14. *Will be a man outside (declarative) 15. A man will be outside. 16. *There seems a man to be outside.
Consonant with the minimalist approach, DM allows no non-purposeful movement. But what is new with DM is that it allows no covert movement either. (14) is unacceptable because, the DP ('a man') remains in situ and therefore, Case cannot be checked, although the agreement feature can be checked through probe-goal. (15) is grammatical because the DP moves overtly to check its Case. In (16) the DP has performed an illegal movement to Spec, To because no feature is checked in that position. Both (12) and (13) are acceptable because i) the DP remains in situ, ii) the Agreement feature of the DP is checked through Probe-goal and iii) THERE appears as Case checker.
In this book, the authors have clearly shown why EPP as well as A-chain formation should be eliminated from the Minimalist analysis, and have convincingly argued for adopting DM. The only thing that remains unclear (to me at least) is whether the postulation of an adverb like THERE as a nominative case checker of DP (and in other approaches, an EPP checker) can be justified on historical grounds although I am aware of the fact that such an assumption apparently helps explain certain facts of syntax in particular theoretical models. But overall, Derivations in Minimalism is a well-argumented and groundbreaking book on syntactic derivation within the minimalist framework.

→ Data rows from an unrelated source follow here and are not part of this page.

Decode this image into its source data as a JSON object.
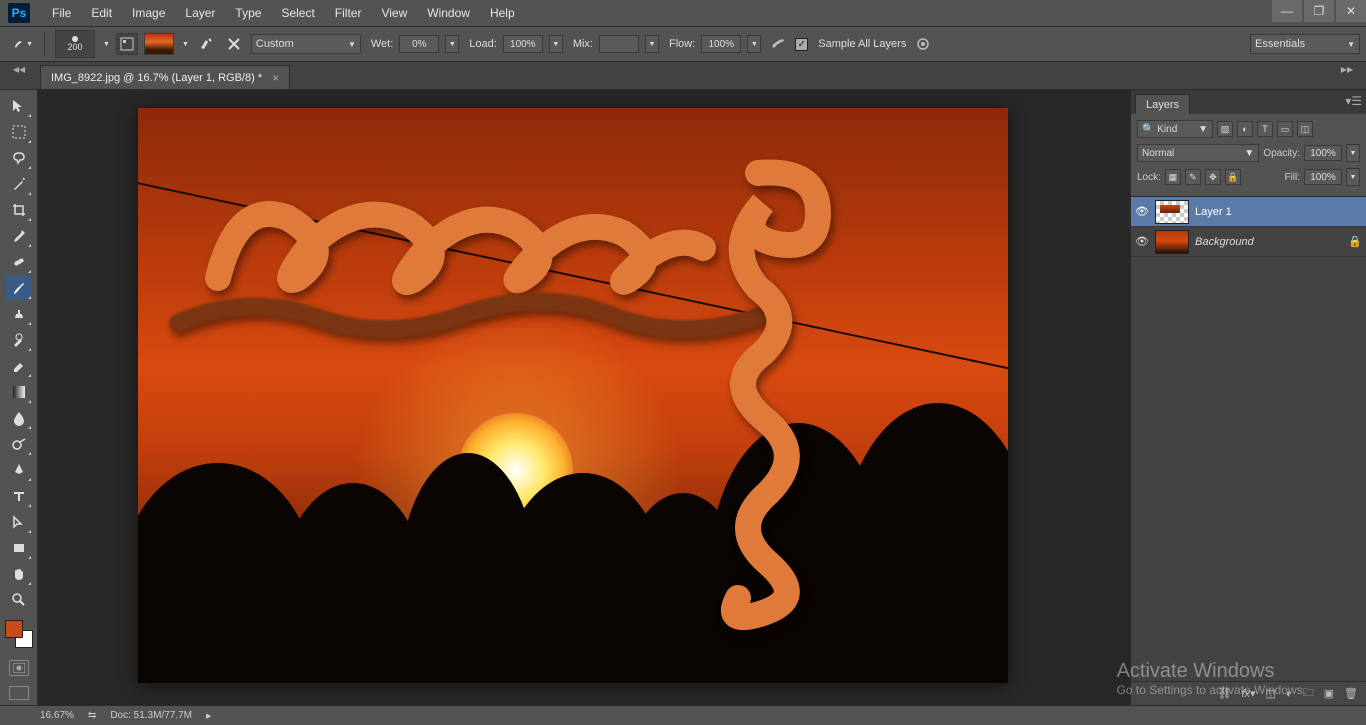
{
  "app": {
    "logo": "Ps"
  },
  "menu": [
    "File",
    "Edit",
    "Image",
    "Layer",
    "Type",
    "Select",
    "Filter",
    "View",
    "Window",
    "Help"
  ],
  "window_controls": {
    "min": "—",
    "max": "❐",
    "close": "✕"
  },
  "options": {
    "brush_size": "200",
    "preset": "Custom",
    "wet_label": "Wet:",
    "wet_val": "0%",
    "load_label": "Load:",
    "load_val": "100%",
    "mix_label": "Mix:",
    "mix_val": "",
    "flow_label": "Flow:",
    "flow_val": "100%",
    "sample_all": "Sample All Layers",
    "workspace": "Essentials"
  },
  "tab": {
    "title": "IMG_8922.jpg @ 16.7% (Layer 1, RGB/8) *"
  },
  "layers_panel": {
    "tab": "Layers",
    "filter_kind": "Kind",
    "blend_mode": "Normal",
    "opacity_label": "Opacity:",
    "opacity_val": "100%",
    "lock_label": "Lock:",
    "fill_label": "Fill:",
    "fill_val": "100%",
    "layers": [
      {
        "name": "Layer 1",
        "selected": true,
        "locked": false,
        "thumb": "trans"
      },
      {
        "name": "Background",
        "selected": false,
        "locked": true,
        "thumb": "bg",
        "italic": true
      }
    ]
  },
  "status": {
    "zoom": "16.67%",
    "doc": "Doc: 51.3M/77.7M"
  },
  "watermark": {
    "line1": "Activate Windows",
    "line2": "Go to Settings to activate Windows."
  }
}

Unfortunately, the book does not contain a glossary of technical terms, probably because it is intended for an advanced readership. However, my opinion is, the inclusion of such a glossary would have been helpful for readers.
Boskovic, Zeljko (2002) A-movement and the EPP. Syntax 5,167-218.

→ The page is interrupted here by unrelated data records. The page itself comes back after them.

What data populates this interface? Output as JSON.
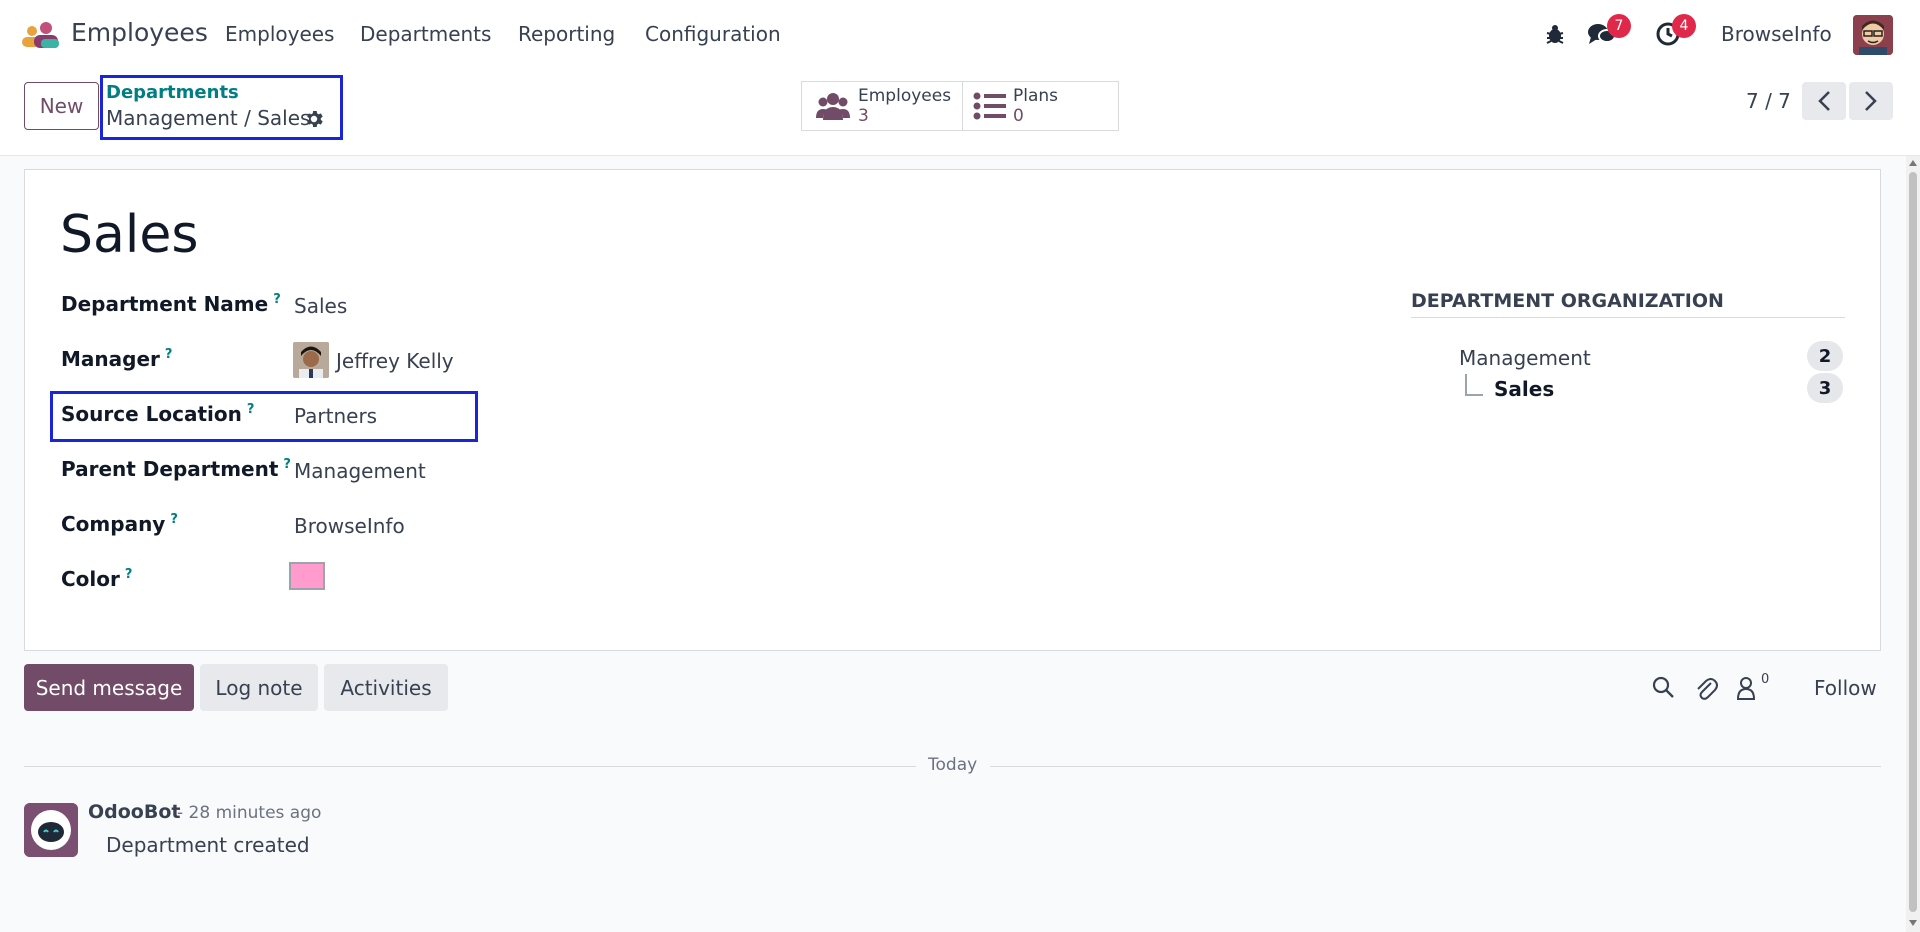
{
  "navbar": {
    "app_name": "Employees",
    "menus": [
      "Employees",
      "Departments",
      "Reporting",
      "Configuration"
    ],
    "messages_badge": "7",
    "activities_badge": "4",
    "company": "BrowseInfo"
  },
  "control_panel": {
    "new_label": "New",
    "breadcrumb_parent": "Departments",
    "breadcrumb_current": "Management / Sales",
    "smart_buttons": [
      {
        "label": "Employees",
        "value": "3",
        "icon": "users-icon"
      },
      {
        "label": "Plans",
        "value": "0",
        "icon": "list-icon"
      }
    ],
    "pager": "7 / 7"
  },
  "form": {
    "title": "Sales",
    "fields": [
      {
        "label": "Department Name",
        "value": "Sales"
      },
      {
        "label": "Manager",
        "value": "Jeffrey Kelly"
      },
      {
        "label": "Source Location",
        "value": "Partners"
      },
      {
        "label": "Parent Department",
        "value": "Management"
      },
      {
        "label": "Company",
        "value": "BrowseInfo"
      },
      {
        "label": "Color",
        "value": ""
      }
    ],
    "help_mark": "?",
    "color_value": "#ff9ccd"
  },
  "organization": {
    "title": "DEPARTMENT ORGANIZATION",
    "items": [
      {
        "name": "Management",
        "count": "2"
      },
      {
        "name": "Sales",
        "count": "3"
      }
    ]
  },
  "chatter": {
    "send_message": "Send message",
    "log_note": "Log note",
    "activities": "Activities",
    "followers_count": "0",
    "follow": "Follow",
    "date_separator": "Today",
    "messages": [
      {
        "author": "OdooBot",
        "time": "- 28 minutes ago",
        "body": "Department created"
      }
    ]
  },
  "colors": {
    "brand": "#714b67",
    "link": "#017e84",
    "highlight": "#1a24d9"
  }
}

Chomsky, Noam (1995) The minimalist program. Cambridge, MA: MIT Press.
_____ (2000) Minimalist inquiries: the framework. In Roger Martin, David Michaels and Juan Uriagereka, eds. Step by Step: Essays in honor of Howard Lasnik, 89-155. Cambridge MA: MIT Press, pp.

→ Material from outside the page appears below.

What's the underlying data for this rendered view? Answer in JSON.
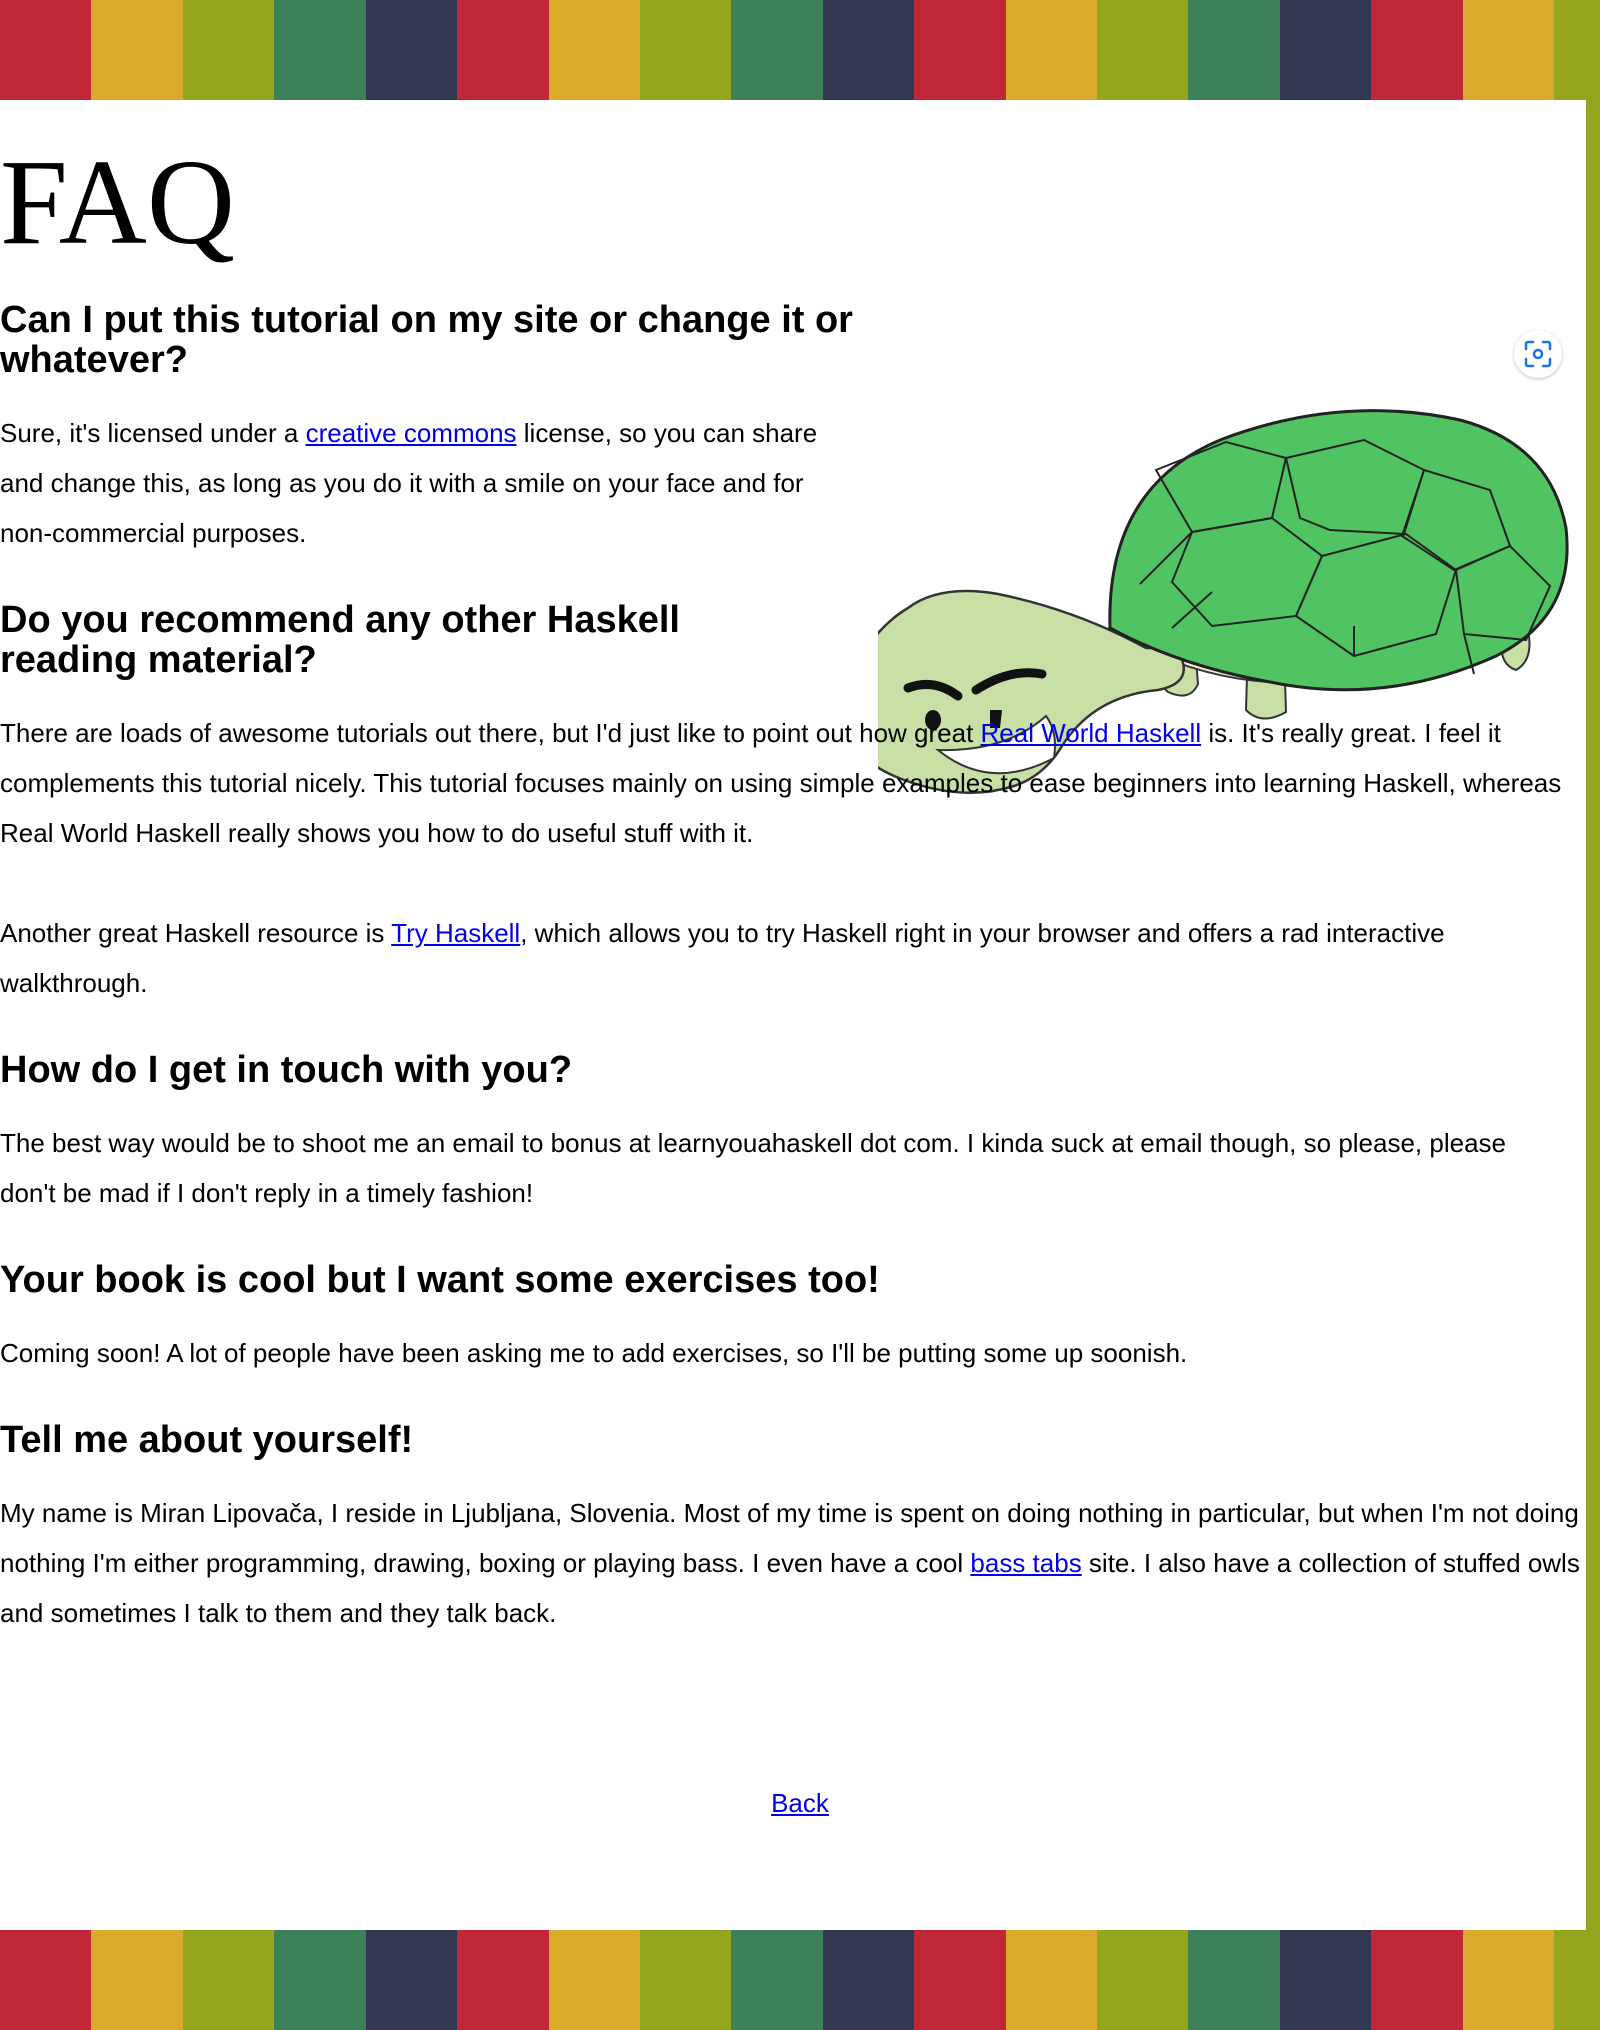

_____ (2001a) Derivation by phase. In Michael Kentowicz, ed. Ken Hale: A life in language, 1-55. Cambridge, MA: MIT Press.
_____ (2001b) Beyond explanatory adequacy, ms. MIT. A revised version to appear in Adriana Belletti ed. Structures and beyond: current issues in the theory of language, Oxford: Oxford University Press. Lasnik Howard (1999) Chains of arguments. In Samuel D. Epstein and Norbert Hornstein, eds. Working minimalism, 189-216. Cambridge, MA: MIT press.
_____ (2002) On the Extended Projection Principle, ms. University of Maryland, College Park.
_____ (2003) Minimalist investigation in linguistic theory. London: Routledge.
ABOUT THE REVIEWER:
ABOUT THE REVIEWER
Shishir Bhattacharja was trained in Linguistics and Indology at the Sorbonne, Paris. Although his main area of research is syntax, he has recently finished a morphological description of Bengali and submitted it as his Ph.D. thesis in the University de Montreal. His most recent book is _Sanjanani Byakoron_ (1998), a collection of articles, written in Bengali, on generative syntax. He has been working at the University of Dhaka as an Assistant Professor of French since 1995.